There are those who insist that textbooks aren’t “the curriculum.” They say it’s all about the teachers. (Common Core now says it’s about standards.) If that’s the case, let’s just give all students a copy of the Yellow Pages. Let’s save all that money spent on books and materials and finally train teachers in their content areas so they can use anything handed to them to teach—including the Yellow Pages. (And if the textbooks are so unimportant, why do progressives fight so hard to get “their” chosen textbooks adopted?)
Maybe teachers can do without a book, but many of us know that students need a quality textbook. Parents and teachers come and go in the lives of children these days, but a user-friendly textbook should always be within reach for children. It can set up a satisfying relationship with positive results for them to show the world.
More than a million homeschooled students, plus many charter, private, and small public schools use a textbook that meets these listed criteria. The math education leadership hates the series because they say it is too traditional. Reams of documentation exist, however, to prove its success with students. For more information, go to http://saxonmathwarrior.com. (Disclaimer: The author is NOT affiliated with any publisher.)

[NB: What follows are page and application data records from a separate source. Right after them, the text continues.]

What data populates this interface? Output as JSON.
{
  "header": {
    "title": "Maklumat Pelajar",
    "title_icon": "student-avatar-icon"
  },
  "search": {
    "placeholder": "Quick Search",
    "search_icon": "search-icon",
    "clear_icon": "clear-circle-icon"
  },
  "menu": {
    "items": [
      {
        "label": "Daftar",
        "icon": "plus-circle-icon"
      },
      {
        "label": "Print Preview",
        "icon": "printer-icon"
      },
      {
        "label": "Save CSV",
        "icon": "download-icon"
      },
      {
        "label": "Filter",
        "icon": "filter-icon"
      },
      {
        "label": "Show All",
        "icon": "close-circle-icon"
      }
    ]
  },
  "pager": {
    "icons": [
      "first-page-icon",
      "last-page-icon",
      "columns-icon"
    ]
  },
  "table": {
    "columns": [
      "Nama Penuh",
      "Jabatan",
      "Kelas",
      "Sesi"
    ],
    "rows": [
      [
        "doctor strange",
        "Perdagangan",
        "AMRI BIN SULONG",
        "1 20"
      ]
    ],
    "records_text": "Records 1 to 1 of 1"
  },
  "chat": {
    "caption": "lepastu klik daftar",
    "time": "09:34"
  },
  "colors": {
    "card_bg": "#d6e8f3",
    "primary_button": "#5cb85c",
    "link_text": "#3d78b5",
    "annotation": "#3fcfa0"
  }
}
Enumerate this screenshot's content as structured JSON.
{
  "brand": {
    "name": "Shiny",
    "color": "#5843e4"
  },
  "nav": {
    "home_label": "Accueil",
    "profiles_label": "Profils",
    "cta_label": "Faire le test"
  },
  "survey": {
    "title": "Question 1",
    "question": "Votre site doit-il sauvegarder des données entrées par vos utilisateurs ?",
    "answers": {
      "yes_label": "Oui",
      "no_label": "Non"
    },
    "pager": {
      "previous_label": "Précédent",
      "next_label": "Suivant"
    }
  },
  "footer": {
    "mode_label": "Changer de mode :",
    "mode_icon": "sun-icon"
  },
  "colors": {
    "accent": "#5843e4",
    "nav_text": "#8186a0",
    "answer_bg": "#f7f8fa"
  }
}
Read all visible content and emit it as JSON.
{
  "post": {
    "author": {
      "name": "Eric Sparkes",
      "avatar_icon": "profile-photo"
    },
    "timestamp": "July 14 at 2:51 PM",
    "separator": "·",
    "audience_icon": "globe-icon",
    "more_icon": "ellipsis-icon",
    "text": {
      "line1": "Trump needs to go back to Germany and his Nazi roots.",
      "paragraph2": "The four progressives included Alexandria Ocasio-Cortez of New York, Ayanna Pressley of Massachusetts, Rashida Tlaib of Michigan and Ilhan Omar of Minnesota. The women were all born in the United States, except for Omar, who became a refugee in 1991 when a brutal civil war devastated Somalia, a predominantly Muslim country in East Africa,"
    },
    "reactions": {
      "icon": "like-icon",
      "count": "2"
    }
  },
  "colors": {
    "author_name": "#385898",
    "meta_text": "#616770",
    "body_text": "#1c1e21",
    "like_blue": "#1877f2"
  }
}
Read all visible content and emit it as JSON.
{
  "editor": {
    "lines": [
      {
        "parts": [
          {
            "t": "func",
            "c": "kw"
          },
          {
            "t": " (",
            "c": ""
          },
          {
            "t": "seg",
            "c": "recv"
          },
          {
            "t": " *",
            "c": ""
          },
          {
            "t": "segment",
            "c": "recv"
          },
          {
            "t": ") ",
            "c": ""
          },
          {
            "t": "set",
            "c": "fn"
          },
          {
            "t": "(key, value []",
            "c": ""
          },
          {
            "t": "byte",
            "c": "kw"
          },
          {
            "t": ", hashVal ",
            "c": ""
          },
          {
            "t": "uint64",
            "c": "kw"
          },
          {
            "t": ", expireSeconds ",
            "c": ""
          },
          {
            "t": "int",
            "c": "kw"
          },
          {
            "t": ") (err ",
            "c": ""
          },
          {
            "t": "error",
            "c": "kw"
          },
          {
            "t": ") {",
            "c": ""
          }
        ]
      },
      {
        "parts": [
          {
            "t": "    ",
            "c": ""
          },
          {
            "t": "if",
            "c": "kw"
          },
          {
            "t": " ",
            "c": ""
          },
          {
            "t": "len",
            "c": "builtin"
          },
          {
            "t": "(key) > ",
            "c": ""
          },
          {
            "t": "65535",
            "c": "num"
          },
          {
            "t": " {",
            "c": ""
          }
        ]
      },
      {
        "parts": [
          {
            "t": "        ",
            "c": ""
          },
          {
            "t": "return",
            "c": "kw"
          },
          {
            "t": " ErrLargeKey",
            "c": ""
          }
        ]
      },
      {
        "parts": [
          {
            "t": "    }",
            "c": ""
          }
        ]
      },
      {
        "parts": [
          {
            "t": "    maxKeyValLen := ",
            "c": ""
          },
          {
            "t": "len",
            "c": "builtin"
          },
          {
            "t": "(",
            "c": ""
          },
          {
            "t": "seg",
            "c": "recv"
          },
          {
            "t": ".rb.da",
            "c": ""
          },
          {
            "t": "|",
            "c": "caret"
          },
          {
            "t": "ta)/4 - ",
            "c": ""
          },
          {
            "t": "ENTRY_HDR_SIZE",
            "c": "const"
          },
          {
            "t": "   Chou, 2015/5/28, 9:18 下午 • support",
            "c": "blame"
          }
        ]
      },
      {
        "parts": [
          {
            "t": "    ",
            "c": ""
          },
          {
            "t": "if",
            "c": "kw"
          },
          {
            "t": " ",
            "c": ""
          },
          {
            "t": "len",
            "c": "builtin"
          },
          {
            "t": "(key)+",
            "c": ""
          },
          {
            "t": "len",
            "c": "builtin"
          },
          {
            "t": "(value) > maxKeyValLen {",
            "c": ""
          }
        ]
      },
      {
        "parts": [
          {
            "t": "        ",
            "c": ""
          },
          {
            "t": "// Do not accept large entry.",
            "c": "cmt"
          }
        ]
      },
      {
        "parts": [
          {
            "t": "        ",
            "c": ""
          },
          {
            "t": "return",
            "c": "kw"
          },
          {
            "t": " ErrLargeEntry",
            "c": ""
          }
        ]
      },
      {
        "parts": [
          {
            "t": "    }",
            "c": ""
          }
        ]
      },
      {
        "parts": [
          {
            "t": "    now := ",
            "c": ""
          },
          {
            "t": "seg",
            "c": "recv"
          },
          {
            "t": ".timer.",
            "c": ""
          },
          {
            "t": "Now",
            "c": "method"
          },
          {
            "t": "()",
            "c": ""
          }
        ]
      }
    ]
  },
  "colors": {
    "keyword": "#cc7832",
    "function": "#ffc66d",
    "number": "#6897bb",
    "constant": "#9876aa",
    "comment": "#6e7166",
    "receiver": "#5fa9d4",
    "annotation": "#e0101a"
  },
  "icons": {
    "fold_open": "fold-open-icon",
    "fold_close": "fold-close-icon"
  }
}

Nakonia (Niki) Hayes is a K-12 teacher, counselor, and principal who retired in 2006 in Seattle, WA, and returned to Waco, TX, her former home. Certified and experienced in journalism, special education, mathematics, counseling and school administration, she also worked 17 years in journalism fields outside of teaching. She now operates a tutoring academy using Saxon materials in math, reading, and writing. Hayes self-published John Saxon’s Story because publishers said no one wanted to read a story about a math teacher. Her mission is to have John Saxon recognized and honored for his clarity in teaching